(Material for this task begins)

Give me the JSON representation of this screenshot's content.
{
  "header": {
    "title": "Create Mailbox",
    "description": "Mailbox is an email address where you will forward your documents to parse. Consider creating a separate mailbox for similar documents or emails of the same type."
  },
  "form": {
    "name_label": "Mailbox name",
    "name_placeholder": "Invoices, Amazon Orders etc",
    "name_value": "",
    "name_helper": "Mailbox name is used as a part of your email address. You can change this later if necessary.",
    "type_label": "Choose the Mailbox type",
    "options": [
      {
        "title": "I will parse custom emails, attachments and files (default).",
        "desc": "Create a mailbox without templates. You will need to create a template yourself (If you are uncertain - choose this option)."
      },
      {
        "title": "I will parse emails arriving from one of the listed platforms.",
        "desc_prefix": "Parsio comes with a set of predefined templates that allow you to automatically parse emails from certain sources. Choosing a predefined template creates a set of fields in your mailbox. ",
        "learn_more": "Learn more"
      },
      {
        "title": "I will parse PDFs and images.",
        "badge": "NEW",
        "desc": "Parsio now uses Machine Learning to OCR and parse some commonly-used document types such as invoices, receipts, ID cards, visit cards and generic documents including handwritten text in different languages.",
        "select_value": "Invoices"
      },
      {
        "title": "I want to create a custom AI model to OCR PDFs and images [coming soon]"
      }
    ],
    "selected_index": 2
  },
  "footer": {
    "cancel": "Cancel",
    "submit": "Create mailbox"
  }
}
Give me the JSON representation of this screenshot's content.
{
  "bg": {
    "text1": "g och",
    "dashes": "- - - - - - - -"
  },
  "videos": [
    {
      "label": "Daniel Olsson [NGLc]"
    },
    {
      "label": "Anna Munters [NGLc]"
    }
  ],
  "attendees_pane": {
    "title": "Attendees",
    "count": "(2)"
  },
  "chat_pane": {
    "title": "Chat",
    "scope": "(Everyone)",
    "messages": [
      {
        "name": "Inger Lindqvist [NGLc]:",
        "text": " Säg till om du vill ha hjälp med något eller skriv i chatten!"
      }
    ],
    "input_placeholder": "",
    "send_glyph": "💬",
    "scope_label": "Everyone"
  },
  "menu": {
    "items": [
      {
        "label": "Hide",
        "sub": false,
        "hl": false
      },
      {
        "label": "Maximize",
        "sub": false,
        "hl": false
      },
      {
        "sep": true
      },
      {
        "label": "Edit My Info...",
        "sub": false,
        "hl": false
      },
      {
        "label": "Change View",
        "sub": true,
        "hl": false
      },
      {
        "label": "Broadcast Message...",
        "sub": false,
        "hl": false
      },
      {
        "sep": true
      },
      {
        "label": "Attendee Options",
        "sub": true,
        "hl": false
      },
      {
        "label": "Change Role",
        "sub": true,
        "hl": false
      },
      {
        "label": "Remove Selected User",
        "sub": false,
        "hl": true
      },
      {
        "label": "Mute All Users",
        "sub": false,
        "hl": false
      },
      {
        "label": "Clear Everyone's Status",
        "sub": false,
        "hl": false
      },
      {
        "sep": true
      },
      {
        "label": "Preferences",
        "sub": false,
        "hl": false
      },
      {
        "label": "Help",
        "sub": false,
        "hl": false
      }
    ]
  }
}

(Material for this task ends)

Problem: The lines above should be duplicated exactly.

Result:
Give me the JSON representation of this screenshot's content.
{
  "header": {
    "title": "Create Mailbox",
    "description": "Mailbox is an email address where you will forward your documents to parse. Consider creating a separate mailbox for similar documents or emails of the same type."
  },
  "form": {
    "name_label": "Mailbox name",
    "name_placeholder": "Invoices, Amazon Orders etc",
    "name_value": "",
    "name_helper": "Mailbox name is used as a part of your email address. You can change this later if necessary.",
    "type_label": "Choose the Mailbox type",
    "options": [
      {
        "title": "I will parse custom emails, attachments and files (default).",
        "desc": "Create a mailbox without templates. You will need to create a template yourself (If you are uncertain - choose this option)."
      },
      {
        "title": "I will parse emails arriving from one of the listed platforms.",
        "desc_prefix": "Parsio comes with a set of predefined templates that allow you to automatically parse emails from certain sources. Choosing a predefined template creates a set of fields in your mailbox. ",
        "learn_more": "Learn more"
      },
      {
        "title": "I will parse PDFs and images.",
        "badge": "NEW",
        "desc": "Parsio now uses Machine Learning to OCR and parse some commonly-used document types such as invoices, receipts, ID cards, visit cards and generic documents including handwritten text in different languages.",
        "select_value": "Invoices"
      },
      {
        "title": "I want to create a custom AI model to OCR PDFs and images [coming soon]"
      }
    ],
    "selected_index": 2
  },
  "footer": {
    "cancel": "Cancel",
    "submit": "Create mailbox"
  }
}
Give me the JSON representation of this screenshot's content.
{
  "bg": {
    "text1": "g och",
    "dashes": "- - - - - - - -"
  },
  "videos": [
    {
      "label": "Daniel Olsson [NGLc]"
    },
    {
      "label": "Anna Munters [NGLc]"
    }
  ],
  "attendees_pane": {
    "title": "Attendees",
    "count": "(2)"
  },
  "chat_pane": {
    "title": "Chat",
    "scope": "(Everyone)",
    "messages": [
      {
        "name": "Inger Lindqvist [NGLc]:",
        "text": " Säg till om du vill ha hjälp med något eller skriv i chatten!"
      }
    ],
    "input_placeholder": "",
    "send_glyph": "💬",
    "scope_label": "Everyone"
  },
  "menu": {
    "items": [
      {
        "label": "Hide",
        "sub": false,
        "hl": false
      },
      {
        "label": "Maximize",
        "sub": false,
        "hl": false
      },
      {
        "sep": true
      },
      {
        "label": "Edit My Info...",
        "sub": false,
        "hl": false
      },
      {
        "label": "Change View",
        "sub": true,
        "hl": false
      },
      {
        "label": "Broadcast Message...",
        "sub": false,
        "hl": false
      },
      {
        "sep": true
      },
      {
        "label": "Attendee Options",
        "sub": true,
        "hl": false
      },
      {
        "label": "Change Role",
        "sub": true,
        "hl": false
      },
      {
        "label": "Remove Selected User",
        "sub": false,
        "hl": true
      },
      {
        "label": "Mute All Users",
        "sub": false,
        "hl": false
      },
      {
        "label": "Clear Everyone's Status",
        "sub": false,
        "hl": false
      },
      {
        "sep": true
      },
      {
        "label": "Preferences",
        "sub": false,
        "hl": false
      },
      {
        "label": "Help",
        "sub": false,
        "hl": false
      }
    ]
  }
}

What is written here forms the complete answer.